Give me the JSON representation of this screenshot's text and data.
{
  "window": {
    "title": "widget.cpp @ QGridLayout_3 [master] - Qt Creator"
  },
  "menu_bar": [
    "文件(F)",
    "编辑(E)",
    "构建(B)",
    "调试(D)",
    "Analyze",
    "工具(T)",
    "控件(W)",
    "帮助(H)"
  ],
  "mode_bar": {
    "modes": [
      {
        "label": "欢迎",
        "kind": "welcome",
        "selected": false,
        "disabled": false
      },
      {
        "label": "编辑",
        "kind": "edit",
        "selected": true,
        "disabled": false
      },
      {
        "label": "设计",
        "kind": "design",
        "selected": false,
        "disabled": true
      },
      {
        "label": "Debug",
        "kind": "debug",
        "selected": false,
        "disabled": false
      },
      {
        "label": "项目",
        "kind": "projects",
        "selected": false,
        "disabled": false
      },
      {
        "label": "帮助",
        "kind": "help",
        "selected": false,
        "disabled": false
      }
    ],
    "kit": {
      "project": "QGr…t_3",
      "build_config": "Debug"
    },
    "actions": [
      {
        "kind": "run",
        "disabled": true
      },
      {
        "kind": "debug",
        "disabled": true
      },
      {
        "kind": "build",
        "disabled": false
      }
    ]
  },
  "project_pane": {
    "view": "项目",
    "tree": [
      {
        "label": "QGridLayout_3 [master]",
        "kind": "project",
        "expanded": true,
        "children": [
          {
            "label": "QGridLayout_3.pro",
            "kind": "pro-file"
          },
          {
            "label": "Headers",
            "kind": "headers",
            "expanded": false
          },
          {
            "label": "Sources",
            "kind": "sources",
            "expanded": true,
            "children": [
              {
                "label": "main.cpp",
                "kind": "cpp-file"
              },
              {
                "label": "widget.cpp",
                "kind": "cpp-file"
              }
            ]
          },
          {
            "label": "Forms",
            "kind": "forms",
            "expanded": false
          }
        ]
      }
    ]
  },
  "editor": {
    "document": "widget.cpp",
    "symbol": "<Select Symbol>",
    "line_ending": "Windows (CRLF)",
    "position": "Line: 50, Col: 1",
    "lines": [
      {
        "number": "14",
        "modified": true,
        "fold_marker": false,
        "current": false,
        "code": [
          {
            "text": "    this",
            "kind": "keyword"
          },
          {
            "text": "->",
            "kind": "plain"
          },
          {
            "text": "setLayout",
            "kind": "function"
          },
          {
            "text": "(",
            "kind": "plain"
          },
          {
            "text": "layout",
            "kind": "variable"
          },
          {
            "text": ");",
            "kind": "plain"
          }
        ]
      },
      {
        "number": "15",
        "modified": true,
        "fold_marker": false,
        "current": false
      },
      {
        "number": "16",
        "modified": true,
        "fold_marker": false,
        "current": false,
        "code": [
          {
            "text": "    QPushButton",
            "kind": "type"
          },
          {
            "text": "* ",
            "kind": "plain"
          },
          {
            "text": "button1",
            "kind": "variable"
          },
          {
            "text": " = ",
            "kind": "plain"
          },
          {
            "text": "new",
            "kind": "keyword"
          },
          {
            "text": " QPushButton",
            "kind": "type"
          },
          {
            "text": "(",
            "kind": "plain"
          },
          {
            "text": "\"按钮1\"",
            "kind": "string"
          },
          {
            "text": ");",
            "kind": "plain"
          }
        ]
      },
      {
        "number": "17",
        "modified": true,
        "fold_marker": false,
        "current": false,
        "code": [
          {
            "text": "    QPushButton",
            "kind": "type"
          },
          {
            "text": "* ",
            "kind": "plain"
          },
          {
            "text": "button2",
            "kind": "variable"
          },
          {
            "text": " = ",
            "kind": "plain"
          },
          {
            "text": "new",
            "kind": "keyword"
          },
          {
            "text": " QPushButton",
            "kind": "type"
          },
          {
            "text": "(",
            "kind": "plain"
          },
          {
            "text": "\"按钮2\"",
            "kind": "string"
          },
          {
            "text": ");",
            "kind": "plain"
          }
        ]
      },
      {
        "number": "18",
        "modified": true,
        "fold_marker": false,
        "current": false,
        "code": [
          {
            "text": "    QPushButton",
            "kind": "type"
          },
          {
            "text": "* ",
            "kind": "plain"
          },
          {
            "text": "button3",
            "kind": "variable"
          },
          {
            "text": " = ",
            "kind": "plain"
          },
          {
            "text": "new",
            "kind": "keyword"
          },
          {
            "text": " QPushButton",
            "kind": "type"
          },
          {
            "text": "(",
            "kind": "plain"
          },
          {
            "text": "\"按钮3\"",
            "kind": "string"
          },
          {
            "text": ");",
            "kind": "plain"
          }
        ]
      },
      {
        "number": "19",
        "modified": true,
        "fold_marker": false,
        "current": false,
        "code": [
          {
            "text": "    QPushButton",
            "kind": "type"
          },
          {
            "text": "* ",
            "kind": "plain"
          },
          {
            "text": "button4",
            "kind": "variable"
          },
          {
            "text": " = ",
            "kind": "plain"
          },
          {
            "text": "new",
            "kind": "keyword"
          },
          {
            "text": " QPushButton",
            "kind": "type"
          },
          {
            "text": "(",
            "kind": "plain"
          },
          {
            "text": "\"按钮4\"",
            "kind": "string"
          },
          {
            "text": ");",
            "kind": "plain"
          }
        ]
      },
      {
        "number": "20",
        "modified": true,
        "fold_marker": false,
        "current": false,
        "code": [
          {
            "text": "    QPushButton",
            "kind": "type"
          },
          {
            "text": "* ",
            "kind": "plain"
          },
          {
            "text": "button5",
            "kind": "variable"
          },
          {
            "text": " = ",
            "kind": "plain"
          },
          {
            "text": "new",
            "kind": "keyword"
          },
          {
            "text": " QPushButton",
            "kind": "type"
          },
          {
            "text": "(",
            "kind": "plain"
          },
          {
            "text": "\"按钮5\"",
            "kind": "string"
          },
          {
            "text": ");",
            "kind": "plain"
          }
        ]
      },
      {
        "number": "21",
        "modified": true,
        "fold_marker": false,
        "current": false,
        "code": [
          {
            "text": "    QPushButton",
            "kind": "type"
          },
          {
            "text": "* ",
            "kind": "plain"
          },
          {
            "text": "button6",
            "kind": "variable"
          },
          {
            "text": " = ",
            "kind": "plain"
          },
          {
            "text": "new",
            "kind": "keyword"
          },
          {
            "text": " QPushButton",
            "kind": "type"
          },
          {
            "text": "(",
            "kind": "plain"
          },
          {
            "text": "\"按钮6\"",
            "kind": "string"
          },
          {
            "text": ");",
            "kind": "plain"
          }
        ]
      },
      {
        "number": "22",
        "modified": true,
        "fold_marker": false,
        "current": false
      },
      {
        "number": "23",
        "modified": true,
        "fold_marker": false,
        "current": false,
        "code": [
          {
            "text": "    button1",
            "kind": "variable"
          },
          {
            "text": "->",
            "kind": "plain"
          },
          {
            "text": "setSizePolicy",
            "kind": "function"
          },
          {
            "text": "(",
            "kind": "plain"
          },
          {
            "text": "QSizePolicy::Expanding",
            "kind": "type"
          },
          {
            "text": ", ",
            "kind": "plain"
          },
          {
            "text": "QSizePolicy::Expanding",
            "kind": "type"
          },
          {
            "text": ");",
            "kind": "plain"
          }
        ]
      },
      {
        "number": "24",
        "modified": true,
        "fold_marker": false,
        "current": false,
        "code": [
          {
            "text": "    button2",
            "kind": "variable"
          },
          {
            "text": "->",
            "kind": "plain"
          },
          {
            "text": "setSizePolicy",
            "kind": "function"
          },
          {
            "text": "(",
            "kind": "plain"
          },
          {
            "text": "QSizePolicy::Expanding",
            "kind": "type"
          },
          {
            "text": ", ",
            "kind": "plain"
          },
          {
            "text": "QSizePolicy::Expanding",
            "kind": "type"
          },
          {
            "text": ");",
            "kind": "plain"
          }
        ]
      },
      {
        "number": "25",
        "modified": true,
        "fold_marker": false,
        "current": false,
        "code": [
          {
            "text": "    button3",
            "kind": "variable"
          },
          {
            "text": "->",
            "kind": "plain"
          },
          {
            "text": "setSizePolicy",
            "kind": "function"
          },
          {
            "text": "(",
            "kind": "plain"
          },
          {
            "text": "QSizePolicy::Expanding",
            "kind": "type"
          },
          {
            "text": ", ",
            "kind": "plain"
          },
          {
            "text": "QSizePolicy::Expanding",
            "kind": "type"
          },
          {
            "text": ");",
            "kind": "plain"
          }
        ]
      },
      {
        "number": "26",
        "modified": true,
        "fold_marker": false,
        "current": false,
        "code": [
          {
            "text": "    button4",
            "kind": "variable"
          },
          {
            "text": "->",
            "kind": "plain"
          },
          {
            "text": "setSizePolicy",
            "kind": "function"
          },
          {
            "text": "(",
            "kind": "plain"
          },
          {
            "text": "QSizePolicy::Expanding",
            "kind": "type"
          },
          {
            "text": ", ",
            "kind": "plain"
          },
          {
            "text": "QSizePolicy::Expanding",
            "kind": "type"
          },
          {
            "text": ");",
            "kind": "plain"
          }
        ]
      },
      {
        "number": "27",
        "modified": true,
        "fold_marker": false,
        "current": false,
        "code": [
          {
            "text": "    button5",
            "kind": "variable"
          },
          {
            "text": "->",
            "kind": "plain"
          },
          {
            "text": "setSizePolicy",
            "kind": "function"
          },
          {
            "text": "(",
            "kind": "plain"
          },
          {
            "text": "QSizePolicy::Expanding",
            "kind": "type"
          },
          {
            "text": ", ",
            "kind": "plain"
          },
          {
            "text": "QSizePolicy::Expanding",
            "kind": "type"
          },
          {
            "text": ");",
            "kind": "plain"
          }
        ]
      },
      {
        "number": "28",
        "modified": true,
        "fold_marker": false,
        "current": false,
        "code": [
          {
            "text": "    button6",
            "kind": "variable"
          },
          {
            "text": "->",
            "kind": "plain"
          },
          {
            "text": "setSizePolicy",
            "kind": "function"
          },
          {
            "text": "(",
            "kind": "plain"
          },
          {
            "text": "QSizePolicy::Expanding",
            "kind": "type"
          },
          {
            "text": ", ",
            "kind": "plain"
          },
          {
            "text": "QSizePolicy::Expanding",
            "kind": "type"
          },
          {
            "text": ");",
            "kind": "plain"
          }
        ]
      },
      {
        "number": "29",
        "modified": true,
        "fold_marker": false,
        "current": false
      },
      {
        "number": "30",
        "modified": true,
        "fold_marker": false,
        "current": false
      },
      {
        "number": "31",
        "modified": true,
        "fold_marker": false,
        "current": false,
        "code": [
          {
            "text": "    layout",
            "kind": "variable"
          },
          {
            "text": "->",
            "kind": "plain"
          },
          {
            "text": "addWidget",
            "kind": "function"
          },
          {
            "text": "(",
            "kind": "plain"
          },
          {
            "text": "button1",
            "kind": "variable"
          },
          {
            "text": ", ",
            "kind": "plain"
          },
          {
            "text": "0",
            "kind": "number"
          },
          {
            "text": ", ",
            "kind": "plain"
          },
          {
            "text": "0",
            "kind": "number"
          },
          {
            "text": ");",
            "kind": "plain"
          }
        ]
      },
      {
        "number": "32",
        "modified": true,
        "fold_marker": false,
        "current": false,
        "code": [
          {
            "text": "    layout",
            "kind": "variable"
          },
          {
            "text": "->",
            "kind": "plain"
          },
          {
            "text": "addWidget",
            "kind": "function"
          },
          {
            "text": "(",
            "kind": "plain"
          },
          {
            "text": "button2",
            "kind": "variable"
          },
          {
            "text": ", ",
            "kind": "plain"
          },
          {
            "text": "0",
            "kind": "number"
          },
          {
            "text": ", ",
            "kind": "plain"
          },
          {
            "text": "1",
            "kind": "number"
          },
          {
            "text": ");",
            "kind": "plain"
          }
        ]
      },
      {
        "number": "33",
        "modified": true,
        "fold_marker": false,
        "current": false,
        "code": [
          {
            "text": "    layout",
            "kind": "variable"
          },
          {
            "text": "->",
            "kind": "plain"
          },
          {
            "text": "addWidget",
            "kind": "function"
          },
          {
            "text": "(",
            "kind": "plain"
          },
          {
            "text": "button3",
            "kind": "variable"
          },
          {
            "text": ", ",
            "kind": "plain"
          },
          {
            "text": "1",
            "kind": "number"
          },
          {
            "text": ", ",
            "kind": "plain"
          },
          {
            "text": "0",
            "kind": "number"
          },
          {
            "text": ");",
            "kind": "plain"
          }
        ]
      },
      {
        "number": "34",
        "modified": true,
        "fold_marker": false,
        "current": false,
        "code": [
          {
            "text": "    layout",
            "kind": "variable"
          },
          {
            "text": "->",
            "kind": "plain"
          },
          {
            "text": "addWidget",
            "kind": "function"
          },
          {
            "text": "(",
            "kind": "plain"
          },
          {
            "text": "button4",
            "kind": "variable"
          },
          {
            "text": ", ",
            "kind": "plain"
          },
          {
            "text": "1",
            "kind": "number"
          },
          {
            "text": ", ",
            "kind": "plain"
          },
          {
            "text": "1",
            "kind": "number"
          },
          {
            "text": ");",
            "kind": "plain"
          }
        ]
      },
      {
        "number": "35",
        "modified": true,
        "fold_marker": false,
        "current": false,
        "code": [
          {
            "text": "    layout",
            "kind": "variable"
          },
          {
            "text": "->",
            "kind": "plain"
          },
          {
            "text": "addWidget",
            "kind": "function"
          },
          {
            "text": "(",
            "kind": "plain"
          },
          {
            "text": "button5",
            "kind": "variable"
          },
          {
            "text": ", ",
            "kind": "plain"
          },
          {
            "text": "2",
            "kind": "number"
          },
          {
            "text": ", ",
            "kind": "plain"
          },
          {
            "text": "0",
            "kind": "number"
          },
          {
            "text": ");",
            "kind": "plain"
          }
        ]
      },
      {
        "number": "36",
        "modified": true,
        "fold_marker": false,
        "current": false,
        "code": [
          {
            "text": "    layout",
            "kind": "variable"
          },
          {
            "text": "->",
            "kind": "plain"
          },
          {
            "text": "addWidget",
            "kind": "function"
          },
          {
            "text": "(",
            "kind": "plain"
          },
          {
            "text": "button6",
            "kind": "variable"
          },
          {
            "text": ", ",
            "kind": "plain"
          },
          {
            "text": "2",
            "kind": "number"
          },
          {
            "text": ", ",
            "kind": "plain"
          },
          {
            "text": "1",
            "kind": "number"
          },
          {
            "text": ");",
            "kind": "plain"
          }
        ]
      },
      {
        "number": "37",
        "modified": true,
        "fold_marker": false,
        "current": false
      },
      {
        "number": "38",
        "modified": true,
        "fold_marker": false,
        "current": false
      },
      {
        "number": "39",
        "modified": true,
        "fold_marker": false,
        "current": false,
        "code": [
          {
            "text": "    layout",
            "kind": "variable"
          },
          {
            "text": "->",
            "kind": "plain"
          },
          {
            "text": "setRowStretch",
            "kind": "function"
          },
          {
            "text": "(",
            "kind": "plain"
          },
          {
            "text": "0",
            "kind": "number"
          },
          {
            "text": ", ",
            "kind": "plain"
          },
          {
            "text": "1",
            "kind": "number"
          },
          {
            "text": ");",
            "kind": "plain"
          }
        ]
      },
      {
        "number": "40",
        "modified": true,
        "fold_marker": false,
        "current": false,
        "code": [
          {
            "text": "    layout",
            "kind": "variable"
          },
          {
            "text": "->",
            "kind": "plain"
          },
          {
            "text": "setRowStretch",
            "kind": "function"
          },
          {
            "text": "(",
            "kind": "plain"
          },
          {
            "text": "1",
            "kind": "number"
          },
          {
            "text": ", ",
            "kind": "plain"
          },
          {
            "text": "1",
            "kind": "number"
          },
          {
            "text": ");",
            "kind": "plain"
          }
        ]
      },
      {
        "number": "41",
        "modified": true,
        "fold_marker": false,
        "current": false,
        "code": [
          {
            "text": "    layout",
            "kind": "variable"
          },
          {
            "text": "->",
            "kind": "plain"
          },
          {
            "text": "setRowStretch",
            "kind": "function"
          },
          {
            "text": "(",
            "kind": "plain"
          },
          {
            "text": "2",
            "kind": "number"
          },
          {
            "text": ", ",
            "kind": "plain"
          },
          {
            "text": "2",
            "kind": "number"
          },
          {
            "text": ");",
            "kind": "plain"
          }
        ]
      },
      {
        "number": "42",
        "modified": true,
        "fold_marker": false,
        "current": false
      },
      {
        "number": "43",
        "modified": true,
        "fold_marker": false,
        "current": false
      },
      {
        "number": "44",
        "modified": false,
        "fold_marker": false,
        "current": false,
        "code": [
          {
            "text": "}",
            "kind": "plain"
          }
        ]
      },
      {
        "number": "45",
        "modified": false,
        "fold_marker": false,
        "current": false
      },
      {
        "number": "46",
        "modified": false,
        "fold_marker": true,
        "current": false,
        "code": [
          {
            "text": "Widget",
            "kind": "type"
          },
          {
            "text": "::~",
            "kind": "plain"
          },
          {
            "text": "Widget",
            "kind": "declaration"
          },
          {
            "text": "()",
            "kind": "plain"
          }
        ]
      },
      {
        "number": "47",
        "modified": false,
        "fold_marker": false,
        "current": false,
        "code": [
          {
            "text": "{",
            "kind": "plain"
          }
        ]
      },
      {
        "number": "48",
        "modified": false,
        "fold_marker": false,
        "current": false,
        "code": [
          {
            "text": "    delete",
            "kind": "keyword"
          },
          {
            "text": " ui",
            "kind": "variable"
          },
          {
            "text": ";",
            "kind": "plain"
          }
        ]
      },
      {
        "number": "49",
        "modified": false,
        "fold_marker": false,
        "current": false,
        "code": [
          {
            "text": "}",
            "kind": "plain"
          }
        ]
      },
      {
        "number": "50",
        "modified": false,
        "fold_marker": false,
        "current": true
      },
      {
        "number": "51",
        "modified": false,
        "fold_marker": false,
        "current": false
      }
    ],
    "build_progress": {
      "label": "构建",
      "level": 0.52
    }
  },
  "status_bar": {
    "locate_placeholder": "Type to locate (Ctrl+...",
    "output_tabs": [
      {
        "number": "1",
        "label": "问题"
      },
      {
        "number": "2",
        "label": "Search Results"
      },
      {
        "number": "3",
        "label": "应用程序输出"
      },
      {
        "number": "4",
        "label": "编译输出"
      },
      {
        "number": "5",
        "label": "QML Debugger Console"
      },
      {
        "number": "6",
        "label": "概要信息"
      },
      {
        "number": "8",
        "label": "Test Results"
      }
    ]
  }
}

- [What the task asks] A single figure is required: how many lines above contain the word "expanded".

- [Answer to this problem] 4